PROVIDED RECORDS section start

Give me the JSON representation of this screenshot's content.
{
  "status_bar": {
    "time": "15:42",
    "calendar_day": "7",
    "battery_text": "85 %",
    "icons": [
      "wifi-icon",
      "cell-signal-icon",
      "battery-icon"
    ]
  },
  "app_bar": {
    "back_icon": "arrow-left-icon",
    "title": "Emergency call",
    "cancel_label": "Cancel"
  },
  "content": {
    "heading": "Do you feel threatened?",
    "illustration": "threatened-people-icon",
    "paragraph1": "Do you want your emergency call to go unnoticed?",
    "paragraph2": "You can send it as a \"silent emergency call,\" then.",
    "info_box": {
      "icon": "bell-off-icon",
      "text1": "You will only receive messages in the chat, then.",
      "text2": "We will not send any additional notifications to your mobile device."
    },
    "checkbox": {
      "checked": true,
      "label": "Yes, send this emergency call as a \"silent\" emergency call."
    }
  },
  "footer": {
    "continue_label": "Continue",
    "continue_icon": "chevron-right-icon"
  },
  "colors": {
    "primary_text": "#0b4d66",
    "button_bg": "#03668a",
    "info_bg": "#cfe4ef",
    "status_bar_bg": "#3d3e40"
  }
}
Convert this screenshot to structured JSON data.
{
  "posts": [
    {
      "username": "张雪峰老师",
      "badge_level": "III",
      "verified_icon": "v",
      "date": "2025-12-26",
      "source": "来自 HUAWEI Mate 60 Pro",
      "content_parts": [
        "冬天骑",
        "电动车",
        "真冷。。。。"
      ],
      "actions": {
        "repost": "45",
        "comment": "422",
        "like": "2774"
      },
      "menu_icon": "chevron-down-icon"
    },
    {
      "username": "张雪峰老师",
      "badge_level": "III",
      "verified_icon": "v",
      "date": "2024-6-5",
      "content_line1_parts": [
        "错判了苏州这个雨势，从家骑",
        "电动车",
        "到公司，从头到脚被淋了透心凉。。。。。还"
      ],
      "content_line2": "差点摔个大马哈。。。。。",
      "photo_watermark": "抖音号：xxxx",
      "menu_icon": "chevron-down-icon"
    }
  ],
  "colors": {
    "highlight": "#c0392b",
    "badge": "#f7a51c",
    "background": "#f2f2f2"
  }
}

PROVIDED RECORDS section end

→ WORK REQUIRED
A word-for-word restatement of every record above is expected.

→ ANSWER FOR THE TASK
Give me the JSON representation of this screenshot's content.
{
  "status_bar": {
    "time": "15:42",
    "calendar_day": "7",
    "battery_text": "85 %",
    "icons": [
      "wifi-icon",
      "cell-signal-icon",
      "battery-icon"
    ]
  },
  "app_bar": {
    "back_icon": "arrow-left-icon",
    "title": "Emergency call",
    "cancel_label": "Cancel"
  },
  "content": {
    "heading": "Do you feel threatened?",
    "illustration": "threatened-people-icon",
    "paragraph1": "Do you want your emergency call to go unnoticed?",
    "paragraph2": "You can send it as a \"silent emergency call,\" then.",
    "info_box": {
      "icon": "bell-off-icon",
      "text1": "You will only receive messages in the chat, then.",
      "text2": "We will not send any additional notifications to your mobile device."
    },
    "checkbox": {
      "checked": true,
      "label": "Yes, send this emergency call as a \"silent\" emergency call."
    }
  },
  "footer": {
    "continue_label": "Continue",
    "continue_icon": "chevron-right-icon"
  },
  "colors": {
    "primary_text": "#0b4d66",
    "button_bg": "#03668a",
    "info_bg": "#cfe4ef",
    "status_bar_bg": "#3d3e40"
  }
}
Convert this screenshot to structured JSON data.
{
  "posts": [
    {
      "username": "张雪峰老师",
      "badge_level": "III",
      "verified_icon": "v",
      "date": "2025-12-26",
      "source": "来自 HUAWEI Mate 60 Pro",
      "content_parts": [
        "冬天骑",
        "电动车",
        "真冷。。。。"
      ],
      "actions": {
        "repost": "45",
        "comment": "422",
        "like": "2774"
      },
      "menu_icon": "chevron-down-icon"
    },
    {
      "username": "张雪峰老师",
      "badge_level": "III",
      "verified_icon": "v",
      "date": "2024-6-5",
      "content_line1_parts": [
        "错判了苏州这个雨势，从家骑",
        "电动车",
        "到公司，从头到脚被淋了透心凉。。。。。还"
      ],
      "content_line2": "差点摔个大马哈。。。。。",
      "photo_watermark": "抖音号：xxxx",
      "menu_icon": "chevron-down-icon"
    }
  ],
  "colors": {
    "highlight": "#c0392b",
    "badge": "#f7a51c",
    "background": "#f2f2f2"
  }
}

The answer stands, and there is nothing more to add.